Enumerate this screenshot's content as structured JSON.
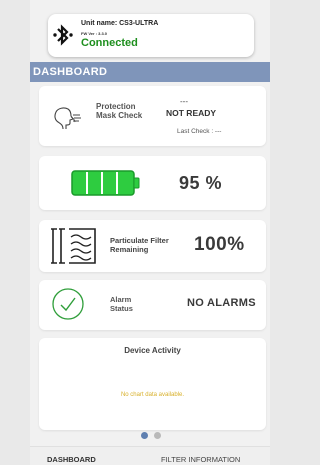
{
  "device": {
    "unit_name": "Unit name: CS3-ULTRA",
    "fw_version": "FW Ver : 3.3.0",
    "status": "Connected",
    "status_color": "#1e8f1e",
    "icon": "bluetooth-icon"
  },
  "header": {
    "title": "DASHBOARD",
    "color": "#7f95ba"
  },
  "protection": {
    "label": "Protection Mask Check",
    "status_top": "---",
    "status": "NOT READY",
    "last_check": "Last Check : ---",
    "icon": "mask-breath-icon"
  },
  "battery": {
    "value": "95 %",
    "level": 0.95,
    "icon": "battery-icon",
    "color": "#2ecc40"
  },
  "filter": {
    "label": "Particulate Filter Remaining",
    "value": "100%",
    "level": 1.0,
    "icon": "filter-icon"
  },
  "alarm": {
    "label": "Alarm Status",
    "value": "NO ALARMS",
    "icon": "check-circle-icon",
    "icon_color": "#2f9e3a"
  },
  "activity": {
    "title": "Device Activity",
    "empty_text": "No chart data available.",
    "empty_color": "#d8b02a"
  },
  "pager": {
    "pages": 2,
    "current": 1
  },
  "tabs": [
    {
      "label": "DASHBOARD"
    },
    {
      "label": "FILTER INFORMATION"
    }
  ]
}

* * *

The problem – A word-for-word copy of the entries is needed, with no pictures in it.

Answer box –
Enumerate this screenshot's content as structured JSON.
{
  "device": {
    "unit_name": "Unit name: CS3-ULTRA",
    "fw_version": "FW Ver : 3.3.0",
    "status": "Connected",
    "status_color": "#1e8f1e",
    "icon": "bluetooth-icon"
  },
  "header": {
    "title": "DASHBOARD",
    "color": "#7f95ba"
  },
  "protection": {
    "label": "Protection Mask Check",
    "status_top": "---",
    "status": "NOT READY",
    "last_check": "Last Check : ---",
    "icon": "mask-breath-icon"
  },
  "battery": {
    "value": "95 %",
    "level": 0.95,
    "icon": "battery-icon",
    "color": "#2ecc40"
  },
  "filter": {
    "label": "Particulate Filter Remaining",
    "value": "100%",
    "level": 1.0,
    "icon": "filter-icon"
  },
  "alarm": {
    "label": "Alarm Status",
    "value": "NO ALARMS",
    "icon": "check-circle-icon",
    "icon_color": "#2f9e3a"
  },
  "activity": {
    "title": "Device Activity",
    "empty_text": "No chart data available.",
    "empty_color": "#d8b02a"
  },
  "pager": {
    "pages": 2,
    "current": 1
  },
  "tabs": [
    {
      "label": "DASHBOARD"
    },
    {
      "label": "FILTER INFORMATION"
    }
  ]
}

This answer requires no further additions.